  9. Lilly brings hope for people with conditions that are currently untreated. Scientists with interests that are underfunded will be able to galvanize social support. Researchers who otherwise may not have found each other will be able to collaborate and find solutions. In a time when “big pharma” is a dirty word, this helps show Lilly as a corporation with a heart.

  10. Fascinating article. As Svernadi mentioned, demonstrating the efficacy of the OIDD programme is critical to ensuring its long-term viability. However, given the difference in the nature of a traditional sequential model of early drug discovery R&D, it is not clear that usual models of assessing R&D productivity, focused primarily on economic returns, would be the best approach here (1).

    Carroll et al., propose a balanced dashboard of leading and lagging indicators across four categories to assess the success of an open innovation approach. These include investment, returns (in terms of hypothesis tested, new research conclusions etc.), pipeline health and culture & capabilities.
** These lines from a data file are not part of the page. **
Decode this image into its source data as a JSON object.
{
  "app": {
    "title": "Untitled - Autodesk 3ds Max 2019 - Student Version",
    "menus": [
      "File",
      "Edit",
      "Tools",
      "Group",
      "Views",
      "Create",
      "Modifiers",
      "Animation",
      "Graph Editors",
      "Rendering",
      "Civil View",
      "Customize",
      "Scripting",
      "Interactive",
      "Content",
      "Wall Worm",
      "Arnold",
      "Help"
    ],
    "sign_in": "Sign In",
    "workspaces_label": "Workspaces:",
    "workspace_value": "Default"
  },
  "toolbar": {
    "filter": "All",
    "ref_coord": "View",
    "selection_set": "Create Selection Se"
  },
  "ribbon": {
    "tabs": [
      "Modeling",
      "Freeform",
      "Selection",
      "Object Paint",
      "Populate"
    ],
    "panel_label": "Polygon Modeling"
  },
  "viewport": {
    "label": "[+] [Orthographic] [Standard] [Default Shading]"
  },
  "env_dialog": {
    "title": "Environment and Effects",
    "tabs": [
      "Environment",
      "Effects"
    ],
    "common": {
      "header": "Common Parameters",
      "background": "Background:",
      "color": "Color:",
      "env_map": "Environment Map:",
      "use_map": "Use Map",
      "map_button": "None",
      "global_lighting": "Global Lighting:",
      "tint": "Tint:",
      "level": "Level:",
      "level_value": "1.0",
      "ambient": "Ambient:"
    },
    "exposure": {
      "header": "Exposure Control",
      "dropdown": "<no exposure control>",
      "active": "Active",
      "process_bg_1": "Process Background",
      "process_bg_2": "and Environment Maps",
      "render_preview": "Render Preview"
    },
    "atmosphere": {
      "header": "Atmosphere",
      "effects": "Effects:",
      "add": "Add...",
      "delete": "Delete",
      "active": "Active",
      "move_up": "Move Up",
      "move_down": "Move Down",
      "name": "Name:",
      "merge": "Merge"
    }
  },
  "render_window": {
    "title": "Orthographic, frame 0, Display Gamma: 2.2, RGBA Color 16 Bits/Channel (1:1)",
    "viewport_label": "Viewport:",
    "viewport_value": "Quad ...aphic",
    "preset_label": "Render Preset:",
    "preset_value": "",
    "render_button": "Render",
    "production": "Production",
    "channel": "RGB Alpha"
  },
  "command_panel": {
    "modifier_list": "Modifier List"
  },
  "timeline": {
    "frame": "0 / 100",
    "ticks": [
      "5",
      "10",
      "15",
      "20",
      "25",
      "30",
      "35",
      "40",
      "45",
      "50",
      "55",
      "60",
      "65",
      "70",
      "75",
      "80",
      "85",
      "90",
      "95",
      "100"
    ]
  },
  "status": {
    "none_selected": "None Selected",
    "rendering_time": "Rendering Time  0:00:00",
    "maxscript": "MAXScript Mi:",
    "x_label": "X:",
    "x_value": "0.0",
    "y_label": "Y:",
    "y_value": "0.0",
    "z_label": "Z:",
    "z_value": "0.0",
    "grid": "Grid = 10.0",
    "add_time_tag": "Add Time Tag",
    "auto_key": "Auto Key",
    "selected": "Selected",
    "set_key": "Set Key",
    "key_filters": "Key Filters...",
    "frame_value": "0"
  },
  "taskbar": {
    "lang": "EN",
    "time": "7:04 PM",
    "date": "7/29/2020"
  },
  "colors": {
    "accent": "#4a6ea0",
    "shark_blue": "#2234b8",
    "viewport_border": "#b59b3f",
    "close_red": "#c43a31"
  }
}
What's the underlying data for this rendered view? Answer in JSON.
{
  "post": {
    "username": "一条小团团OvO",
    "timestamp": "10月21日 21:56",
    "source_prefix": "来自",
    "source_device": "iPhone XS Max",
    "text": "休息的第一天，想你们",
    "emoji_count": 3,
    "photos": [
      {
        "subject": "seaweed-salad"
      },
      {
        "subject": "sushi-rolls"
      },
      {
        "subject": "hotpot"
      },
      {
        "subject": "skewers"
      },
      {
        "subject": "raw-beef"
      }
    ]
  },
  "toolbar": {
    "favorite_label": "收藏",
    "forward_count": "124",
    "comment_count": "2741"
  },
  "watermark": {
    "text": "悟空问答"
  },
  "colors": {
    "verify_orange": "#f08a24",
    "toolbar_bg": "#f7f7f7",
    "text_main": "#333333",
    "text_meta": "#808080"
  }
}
    Across these categories, the OIDD program, as assessed in 2017, compares favourably with more traditional R&D programs. It has generated over 1.8m datapoints as a result of the testing of almost 50,000 crowdsourced compounds, yielding ~4% actives across projects – a comparable success rate to typical early drug discovery programs for an investment of $150 per compound (1).

    Hopefully, this combination of a balanced view of assessing the success of open innovation R&D programs and the promise shown by programs such as Eli Lilly will encourage more biopharmaceutical companies to embrace open innovation.

    1. Carroll GP, Srivastava S, Volini AS, Piñeiro-Núñez MM, Vetman T. Measuring the effectiveness and impact of an open innovation platform. Drug Discov Today. 2017 May 1;22(5):776–85.

  11. Great article!

    Before reading I was extremely skeptical about the potential for Open Innovation in healthcare. Given the immense regulation that governs the healthcare space, I struggled to see how industry could leverage open innovation to advance R&D efforts.

    After reading, my perspective has completely changed. I now see how it is sensible for a company, such as Eli Lily, to partner with a leading researcher/academic to develop the next breakthrough drug. With the diminishing returns that pharmaceutical R&D now delivers, it is logical to see pharmaceutical companies opening up their R&D efforts.

    I am convinced Open Innovation will help advance the quality of healthcare in the future. But if competitors begin to do the same, can Eli Lily ensure/retain a competitive advantage in this open landscape?

  12. As many people have pointed above, I think the idea of open innovation is great, but Lilly must be very careful with how they interact with the collaborators. In addition to the question of compensation, how should Lilly interact with collaborators when the process approaches more “sensitive” points such as the need for trials? Does Lilly conduct the trials itself? If Lilly is at any point being perceived as taking unfair advantage of collaborators, it could lead to a mass exodus of collaborators from the platform and make it virtually impossible to recoup the initial set-up costs for the platform. I love the idea of open innovation, but I wonder how difficult it is to properly incentivize people on all sides to actively participate in a for-profit setting.

Leave a comment